TASK TO CARRY OUT:
The answer must be the full set of records, repeated exactly.

DATA SHOWN:

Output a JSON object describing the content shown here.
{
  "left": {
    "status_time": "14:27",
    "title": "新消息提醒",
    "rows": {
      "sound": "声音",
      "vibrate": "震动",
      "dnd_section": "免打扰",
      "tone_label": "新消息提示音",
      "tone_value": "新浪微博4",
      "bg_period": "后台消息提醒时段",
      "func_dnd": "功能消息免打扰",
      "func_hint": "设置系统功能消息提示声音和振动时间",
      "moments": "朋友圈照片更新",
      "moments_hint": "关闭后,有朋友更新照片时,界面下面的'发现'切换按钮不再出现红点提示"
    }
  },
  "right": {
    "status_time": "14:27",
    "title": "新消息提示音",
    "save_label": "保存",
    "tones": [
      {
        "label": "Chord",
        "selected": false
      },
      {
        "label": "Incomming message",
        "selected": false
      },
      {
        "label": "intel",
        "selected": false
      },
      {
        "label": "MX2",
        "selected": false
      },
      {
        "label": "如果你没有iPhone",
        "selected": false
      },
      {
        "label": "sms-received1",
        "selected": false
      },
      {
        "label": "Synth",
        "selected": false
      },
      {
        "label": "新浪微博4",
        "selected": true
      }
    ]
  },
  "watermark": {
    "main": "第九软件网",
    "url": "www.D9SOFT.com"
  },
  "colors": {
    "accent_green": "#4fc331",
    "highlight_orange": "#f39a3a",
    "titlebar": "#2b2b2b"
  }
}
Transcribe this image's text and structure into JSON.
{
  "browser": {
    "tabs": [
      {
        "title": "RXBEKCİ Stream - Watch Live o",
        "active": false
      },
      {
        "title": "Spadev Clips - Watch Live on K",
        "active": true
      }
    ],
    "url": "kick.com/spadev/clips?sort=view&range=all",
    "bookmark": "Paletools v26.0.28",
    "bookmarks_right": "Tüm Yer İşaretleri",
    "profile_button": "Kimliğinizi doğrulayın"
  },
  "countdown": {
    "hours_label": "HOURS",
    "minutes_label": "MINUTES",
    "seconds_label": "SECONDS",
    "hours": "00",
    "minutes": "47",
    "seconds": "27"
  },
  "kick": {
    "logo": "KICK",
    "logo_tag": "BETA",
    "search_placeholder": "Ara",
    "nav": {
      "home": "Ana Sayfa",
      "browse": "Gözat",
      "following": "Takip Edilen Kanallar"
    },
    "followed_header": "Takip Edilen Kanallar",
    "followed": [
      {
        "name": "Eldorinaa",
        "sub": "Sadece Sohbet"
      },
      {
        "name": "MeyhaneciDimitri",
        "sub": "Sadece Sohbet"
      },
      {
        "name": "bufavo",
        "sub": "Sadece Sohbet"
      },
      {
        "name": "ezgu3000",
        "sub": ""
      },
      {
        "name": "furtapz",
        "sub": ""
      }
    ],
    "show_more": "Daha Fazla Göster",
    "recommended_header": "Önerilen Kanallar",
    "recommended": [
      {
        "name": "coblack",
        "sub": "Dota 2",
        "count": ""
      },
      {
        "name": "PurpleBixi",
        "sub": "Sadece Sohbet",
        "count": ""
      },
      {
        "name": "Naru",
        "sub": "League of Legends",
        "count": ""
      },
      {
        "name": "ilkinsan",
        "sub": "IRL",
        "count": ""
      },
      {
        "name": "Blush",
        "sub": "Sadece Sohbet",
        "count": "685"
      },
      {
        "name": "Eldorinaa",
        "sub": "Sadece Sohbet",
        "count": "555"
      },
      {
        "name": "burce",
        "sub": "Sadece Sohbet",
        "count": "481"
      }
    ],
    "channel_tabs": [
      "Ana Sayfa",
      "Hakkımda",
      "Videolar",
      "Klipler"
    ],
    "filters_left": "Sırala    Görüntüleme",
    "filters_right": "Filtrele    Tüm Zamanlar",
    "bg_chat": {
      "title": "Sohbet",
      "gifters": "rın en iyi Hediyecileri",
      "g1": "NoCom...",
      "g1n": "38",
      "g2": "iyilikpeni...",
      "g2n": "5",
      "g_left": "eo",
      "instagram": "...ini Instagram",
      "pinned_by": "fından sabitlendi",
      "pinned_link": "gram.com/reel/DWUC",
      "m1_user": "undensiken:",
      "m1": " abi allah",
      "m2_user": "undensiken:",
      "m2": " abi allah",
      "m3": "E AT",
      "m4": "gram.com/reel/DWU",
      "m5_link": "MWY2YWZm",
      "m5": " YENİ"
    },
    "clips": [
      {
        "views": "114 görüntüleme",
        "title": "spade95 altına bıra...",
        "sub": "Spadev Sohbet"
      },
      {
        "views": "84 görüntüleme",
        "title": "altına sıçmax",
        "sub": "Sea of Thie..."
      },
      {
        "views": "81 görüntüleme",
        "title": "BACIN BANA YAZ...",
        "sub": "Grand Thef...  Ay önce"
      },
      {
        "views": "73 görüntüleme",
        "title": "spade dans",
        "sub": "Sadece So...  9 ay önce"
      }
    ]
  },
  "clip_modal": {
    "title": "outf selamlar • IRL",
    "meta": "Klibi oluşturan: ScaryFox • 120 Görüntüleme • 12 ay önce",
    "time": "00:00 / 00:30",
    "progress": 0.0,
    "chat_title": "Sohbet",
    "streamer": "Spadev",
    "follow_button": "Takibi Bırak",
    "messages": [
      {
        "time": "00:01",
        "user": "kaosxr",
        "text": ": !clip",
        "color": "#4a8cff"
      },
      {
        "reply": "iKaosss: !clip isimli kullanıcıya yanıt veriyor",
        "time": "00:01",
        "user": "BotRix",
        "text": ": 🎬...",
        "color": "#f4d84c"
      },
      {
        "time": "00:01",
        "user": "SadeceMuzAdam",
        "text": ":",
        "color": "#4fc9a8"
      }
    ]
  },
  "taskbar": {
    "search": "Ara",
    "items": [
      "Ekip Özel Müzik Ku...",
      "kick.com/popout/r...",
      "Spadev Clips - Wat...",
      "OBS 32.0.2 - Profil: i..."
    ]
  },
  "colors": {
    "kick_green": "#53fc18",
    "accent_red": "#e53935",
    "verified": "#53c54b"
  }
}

TASK OUTPUT:
Output a JSON object describing the content shown here.
{
  "left": {
    "status_time": "14:27",
    "title": "新消息提醒",
    "rows": {
      "sound": "声音",
      "vibrate": "震动",
      "dnd_section": "免打扰",
      "tone_label": "新消息提示音",
      "tone_value": "新浪微博4",
      "bg_period": "后台消息提醒时段",
      "func_dnd": "功能消息免打扰",
      "func_hint": "设置系统功能消息提示声音和振动时间",
      "moments": "朋友圈照片更新",
      "moments_hint": "关闭后,有朋友更新照片时,界面下面的'发现'切换按钮不再出现红点提示"
    }
  },
  "right": {
    "status_time": "14:27",
    "title": "新消息提示音",
    "save_label": "保存",
    "tones": [
      {
        "label": "Chord",
        "selected": false
      },
      {
        "label": "Incomming message",
        "selected": false
      },
      {
        "label": "intel",
        "selected": false
      },
      {
        "label": "MX2",
        "selected": false
      },
      {
        "label": "如果你没有iPhone",
        "selected": false
      },
      {
        "label": "sms-received1",
        "selected": false
      },
      {
        "label": "Synth",
        "selected": false
      },
      {
        "label": "新浪微博4",
        "selected": true
      }
    ]
  },
  "watermark": {
    "main": "第九软件网",
    "url": "www.D9SOFT.com"
  },
  "colors": {
    "accent_green": "#4fc331",
    "highlight_orange": "#f39a3a",
    "titlebar": "#2b2b2b"
  }
}
Transcribe this image's text and structure into JSON.
{
  "browser": {
    "tabs": [
      {
        "title": "RXBEKCİ Stream - Watch Live o",
        "active": false
      },
      {
        "title": "Spadev Clips - Watch Live on K",
        "active": true
      }
    ],
    "url": "kick.com/spadev/clips?sort=view&range=all",
    "bookmark": "Paletools v26.0.28",
    "bookmarks_right": "Tüm Yer İşaretleri",
    "profile_button": "Kimliğinizi doğrulayın"
  },
  "countdown": {
    "hours_label": "HOURS",
    "minutes_label": "MINUTES",
    "seconds_label": "SECONDS",
    "hours": "00",
    "minutes": "47",
    "seconds": "27"
  },
  "kick": {
    "logo": "KICK",
    "logo_tag": "BETA",
    "search_placeholder": "Ara",
    "nav": {
      "home": "Ana Sayfa",
      "browse": "Gözat",
      "following": "Takip Edilen Kanallar"
    },
    "followed_header": "Takip Edilen Kanallar",
    "followed": [
      {
        "name": "Eldorinaa",
        "sub": "Sadece Sohbet"
      },
      {
        "name": "MeyhaneciDimitri",
        "sub": "Sadece Sohbet"
      },
      {
        "name": "bufavo",
        "sub": "Sadece Sohbet"
      },
      {
        "name": "ezgu3000",
        "sub": ""
      },
      {
        "name": "furtapz",
        "sub": ""
      }
    ],
    "show_more": "Daha Fazla Göster",
    "recommended_header": "Önerilen Kanallar",
    "recommended": [
      {
        "name": "coblack",
        "sub": "Dota 2",
        "count": ""
      },
      {
        "name": "PurpleBixi",
        "sub": "Sadece Sohbet",
        "count": ""
      },
      {
        "name": "Naru",
        "sub": "League of Legends",
        "count": ""
      },
      {
        "name": "ilkinsan",
        "sub": "IRL",
        "count": ""
      },
      {
        "name": "Blush",
        "sub": "Sadece Sohbet",
        "count": "685"
      },
      {
        "name": "Eldorinaa",
        "sub": "Sadece Sohbet",
        "count": "555"
      },
      {
        "name": "burce",
        "sub": "Sadece Sohbet",
        "count": "481"
      }
    ],
    "channel_tabs": [
      "Ana Sayfa",
      "Hakkımda",
      "Videolar",
      "Klipler"
    ],
    "filters_left": "Sırala    Görüntüleme",
    "filters_right": "Filtrele    Tüm Zamanlar",
    "bg_chat": {
      "title": "Sohbet",
      "gifters": "rın en iyi Hediyecileri",
      "g1": "NoCom...",
      "g1n": "38",
      "g2": "iyilikpeni...",
      "g2n": "5",
      "g_left": "eo",
      "instagram": "...ini Instagram",
      "pinned_by": "fından sabitlendi",
      "pinned_link": "gram.com/reel/DWUC",
      "m1_user": "undensiken:",
      "m1": " abi allah",
      "m2_user": "undensiken:",
      "m2": " abi allah",
      "m3": "E AT",
      "m4": "gram.com/reel/DWU",
      "m5_link": "MWY2YWZm",
      "m5": " YENİ"
    },
    "clips": [
      {
        "views": "114 görüntüleme",
        "title": "spade95 altına bıra...",
        "sub": "Spadev Sohbet"
      },
      {
        "views": "84 görüntüleme",
        "title": "altına sıçmax",
        "sub": "Sea of Thie..."
      },
      {
        "views": "81 görüntüleme",
        "title": "BACIN BANA YAZ...",
        "sub": "Grand Thef...  Ay önce"
      },
      {
        "views": "73 görüntüleme",
        "title": "spade dans",
        "sub": "Sadece So...  9 ay önce"
      }
    ]
  },
  "clip_modal": {
    "title": "outf selamlar • IRL",
    "meta": "Klibi oluşturan: ScaryFox • 120 Görüntüleme • 12 ay önce",
    "time": "00:00 / 00:30",
    "progress": 0.0,
    "chat_title": "Sohbet",
    "streamer": "Spadev",
    "follow_button": "Takibi Bırak",
    "messages": [
      {
        "time": "00:01",
        "user": "kaosxr",
        "text": ": !clip",
        "color": "#4a8cff"
      },
      {
        "reply": "iKaosss: !clip isimli kullanıcıya yanıt veriyor",
        "time": "00:01",
        "user": "BotRix",
        "text": ": 🎬...",
        "color": "#f4d84c"
      },
      {
        "time": "00:01",
        "user": "SadeceMuzAdam",
        "text": ":",
        "color": "#4fc9a8"
      }
    ]
  },
  "taskbar": {
    "search": "Ara",
    "items": [
      "Ekip Özel Müzik Ku...",
      "kick.com/popout/r...",
      "Spadev Clips - Wat...",
      "OBS 32.0.2 - Profil: i..."
    ]
  },
  "colors": {
    "kick_green": "#53fc18",
    "accent_red": "#e53935",
    "verified": "#53c54b"
  }
}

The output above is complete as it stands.